If you were to guess (no cheating) the author of a new essay on hypochondria, who would you guess? Larry David? Calvin Trillin? Or someone a little more… nebbishy?
According to some new research conducted by ebook retailer Kobo, the digital reading revolution (if it still exists) is being powered by prolific readers who are primarily female and older than forty-five. The study asserts that women make up almost seventy-five percent of “active” e-readers, defined as those who spend more than thirty minutes per day reading. What does all of this mean? Who knows, but keep reading.
At McSweeney’s Internet Tendency, a disgruntled Laura Jayne Martin rants about why she is tired of sharing an apartment with poet William Carlos Williams.

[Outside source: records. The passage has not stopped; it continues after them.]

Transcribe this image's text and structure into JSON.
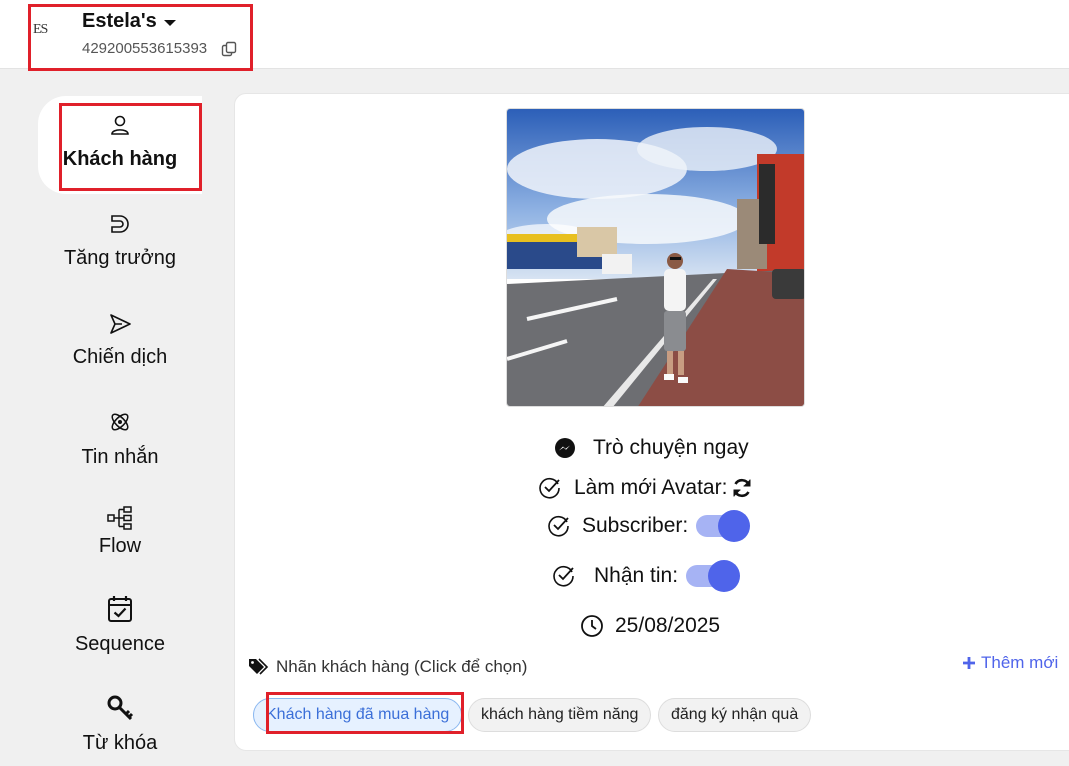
{
  "header": {
    "page_logo_text": "ES",
    "page_name": "Estela's",
    "page_id": "429200553615393"
  },
  "sidebar": {
    "items": [
      {
        "label": "Khách hàng",
        "icon": "user-icon",
        "active": true
      },
      {
        "label": "Tăng trưởng",
        "icon": "magnet-icon"
      },
      {
        "label": "Chiến dịch",
        "icon": "send-icon"
      },
      {
        "label": "Tin nhắn",
        "icon": "atom-icon"
      },
      {
        "label": "Flow",
        "icon": "flow-icon"
      },
      {
        "label": "Sequence",
        "icon": "calendar-check-icon"
      },
      {
        "label": "Từ khóa",
        "icon": "key-icon"
      }
    ]
  },
  "profile": {
    "chat_now": "Trò chuyện ngay",
    "refresh_avatar": "Làm mới Avatar:",
    "subscriber_label": "Subscriber:",
    "subscriber_on": true,
    "receive_label": "Nhận tin:",
    "receive_on": true,
    "date": "25/08/2025"
  },
  "tags": {
    "label": "Nhãn khách hàng (Click để chọn)",
    "add_new": "Thêm mới",
    "chips": [
      {
        "label": "Khách hàng đã mua hàng",
        "selected": true
      },
      {
        "label": "khách hàng tiềm năng",
        "selected": false
      },
      {
        "label": "đăng ký nhận quà",
        "selected": false
      }
    ]
  },
  "colors": {
    "accent": "#4f64ea",
    "highlight_box": "#e0202a",
    "toggle_track": "#a6b3f4"
  }
}
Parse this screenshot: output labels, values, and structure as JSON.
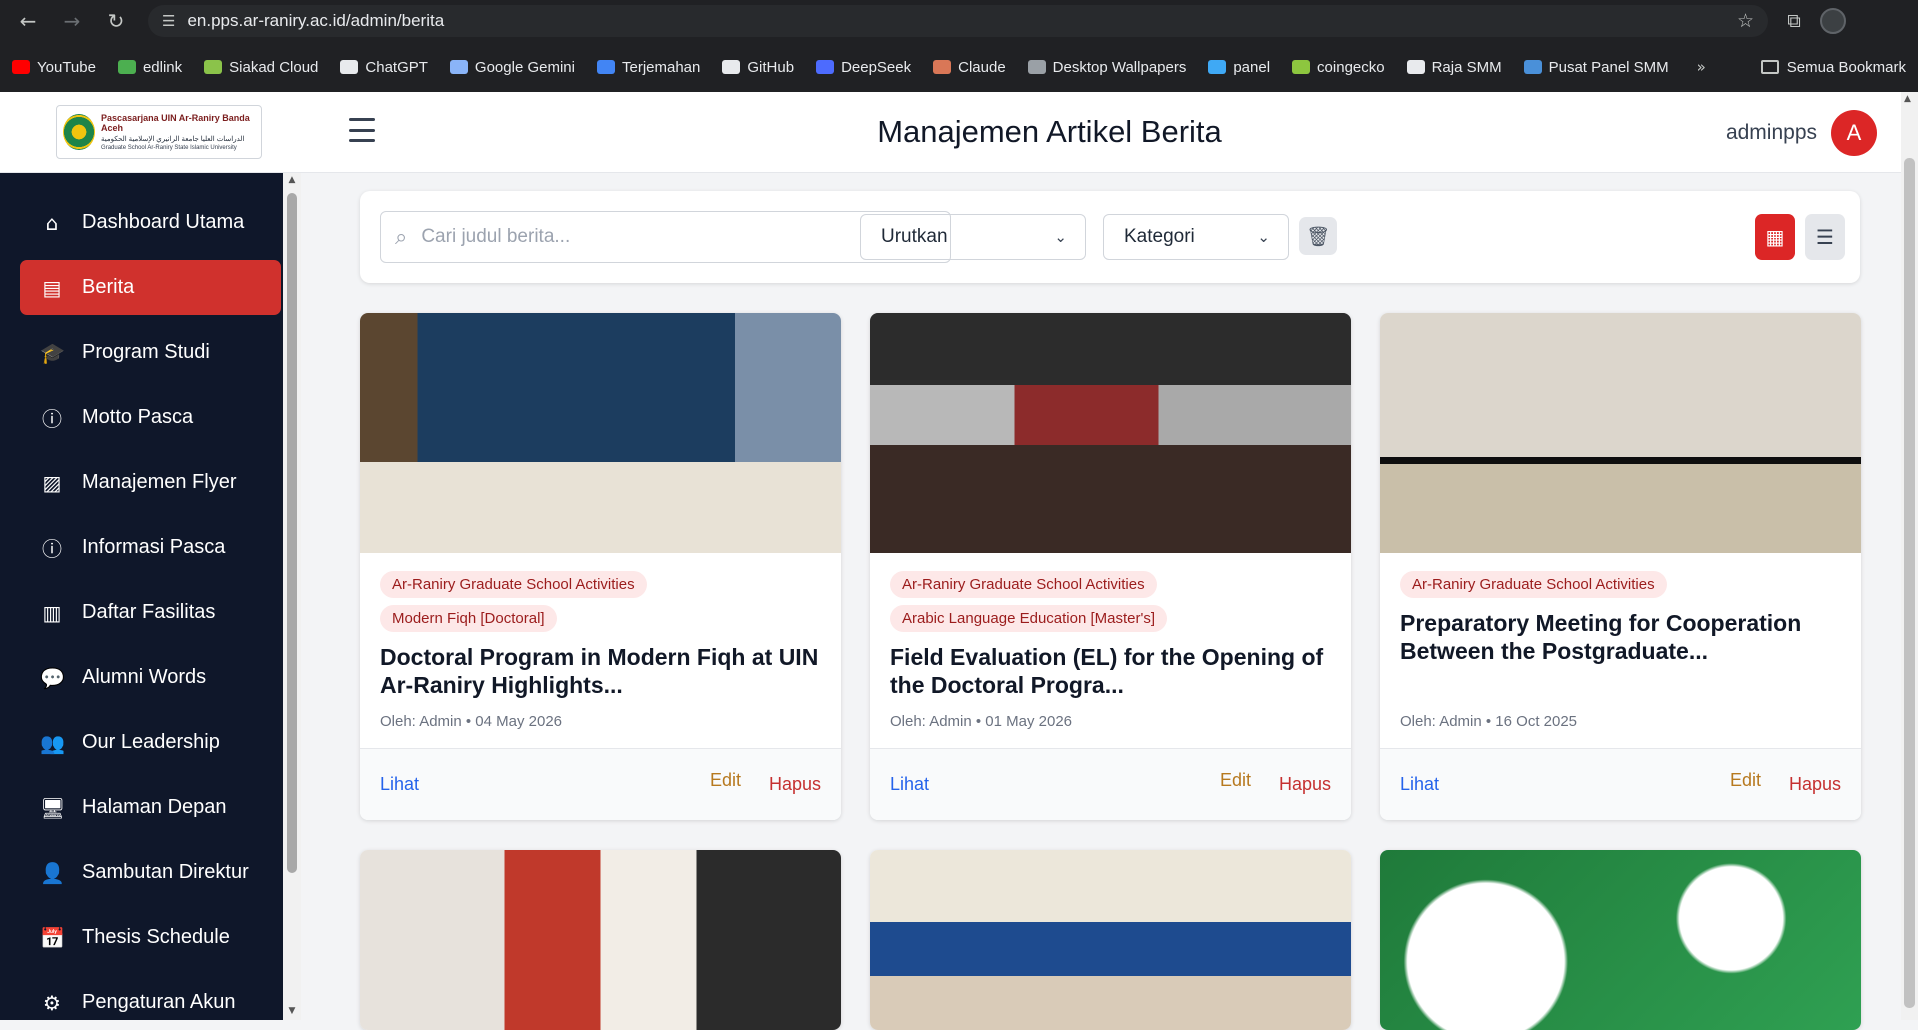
{
  "browser": {
    "url": "en.pps.ar-raniry.ac.id/admin/berita",
    "bookmarks": [
      {
        "label": "YouTube",
        "color": "#ff0000"
      },
      {
        "label": "edlink",
        "color": "#4caf50"
      },
      {
        "label": "Siakad Cloud",
        "color": "#8bc34a"
      },
      {
        "label": "ChatGPT",
        "color": "#e8eaed"
      },
      {
        "label": "Google Gemini",
        "color": "#8ab4f8"
      },
      {
        "label": "Terjemahan",
        "color": "#4285f4"
      },
      {
        "label": "GitHub",
        "color": "#e8eaed"
      },
      {
        "label": "DeepSeek",
        "color": "#4d6bfe"
      },
      {
        "label": "Claude",
        "color": "#d97757"
      },
      {
        "label": "Desktop Wallpapers",
        "color": "#9aa0a6"
      },
      {
        "label": "panel",
        "color": "#3fa9f5"
      },
      {
        "label": "coingecko",
        "color": "#8dc63f"
      },
      {
        "label": "Raja SMM",
        "color": "#e8eaed"
      },
      {
        "label": "Pusat Panel SMM",
        "color": "#4a90d9"
      }
    ],
    "all_bookmarks": "Semua Bookmark"
  },
  "logo": {
    "line1": "Pascasarjana UIN Ar-Raniry Banda Aceh",
    "line2": "الدراسات العليا جامعة الرانيري الإسلامية الحكومية",
    "line3": "Graduate School Ar-Raniry State Islamic University"
  },
  "sidebar": {
    "items": [
      {
        "label": "Dashboard Utama",
        "icon": "home-icon"
      },
      {
        "label": "Berita",
        "icon": "newspaper-icon",
        "active": true
      },
      {
        "label": "Program Studi",
        "icon": "graduation-cap-icon"
      },
      {
        "label": "Motto Pasca",
        "icon": "info-icon"
      },
      {
        "label": "Manajemen Flyer",
        "icon": "image-icon"
      },
      {
        "label": "Informasi Pasca",
        "icon": "info-icon"
      },
      {
        "label": "Daftar Fasilitas",
        "icon": "building-icon"
      },
      {
        "label": "Alumni Words",
        "icon": "comment-icon"
      },
      {
        "label": "Our Leadership",
        "icon": "users-icon"
      },
      {
        "label": "Halaman Depan",
        "icon": "monitor-icon"
      },
      {
        "label": "Sambutan Direktur",
        "icon": "user-icon"
      },
      {
        "label": "Thesis Schedule",
        "icon": "calendar-icon"
      },
      {
        "label": "Pengaturan Akun",
        "icon": "user-gear-icon"
      }
    ]
  },
  "header": {
    "title": "Manajemen Artikel Berita",
    "username": "adminpps",
    "avatar_letter": "A"
  },
  "filters": {
    "search_placeholder": "Cari judul berita...",
    "sort_label": "Urutkan",
    "category_label": "Kategori"
  },
  "cards": [
    {
      "tags": [
        "Ar-Raniry Graduate School Activities",
        "Modern Fiqh [Doctoral]"
      ],
      "title": "Doctoral Program in Modern Fiqh at UIN Ar-Raniry Highlights...",
      "meta": "Oleh: Admin • 04 May 2026",
      "view": "Lihat",
      "edit": "Edit",
      "delete": "Hapus"
    },
    {
      "tags": [
        "Ar-Raniry Graduate School Activities",
        "Arabic Language Education [Master's]"
      ],
      "title": "Field Evaluation (EL) for the Opening of the Doctoral Progra...",
      "meta": "Oleh: Admin • 01 May 2026",
      "view": "Lihat",
      "edit": "Edit",
      "delete": "Hapus"
    },
    {
      "tags": [
        "Ar-Raniry Graduate School Activities"
      ],
      "title": "Preparatory Meeting for Cooperation Between the Postgraduate...",
      "meta": "Oleh: Admin • 16 Oct 2025",
      "view": "Lihat",
      "edit": "Edit",
      "delete": "Hapus"
    }
  ],
  "colors": {
    "accent": "#dc2626",
    "sidebar_bg": "#0f172a",
    "tag_bg": "#fde8e8",
    "tag_text": "#9b1c1c",
    "link_view": "#2563eb",
    "link_edit": "#b7791f",
    "link_delete": "#c53030"
  }
}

“The idea is to bring about a change in lifestyle of the young denizens of the city.” The Times of India reports that the Bhopal Runners Association is converting old parks around the city into green reading spaces with seating, wi-fi, and literary events. Less bookcentric but still a feat of public planning (and gentrification): New York City’s High Line, which our own Michael Borne wrote about when it first opened.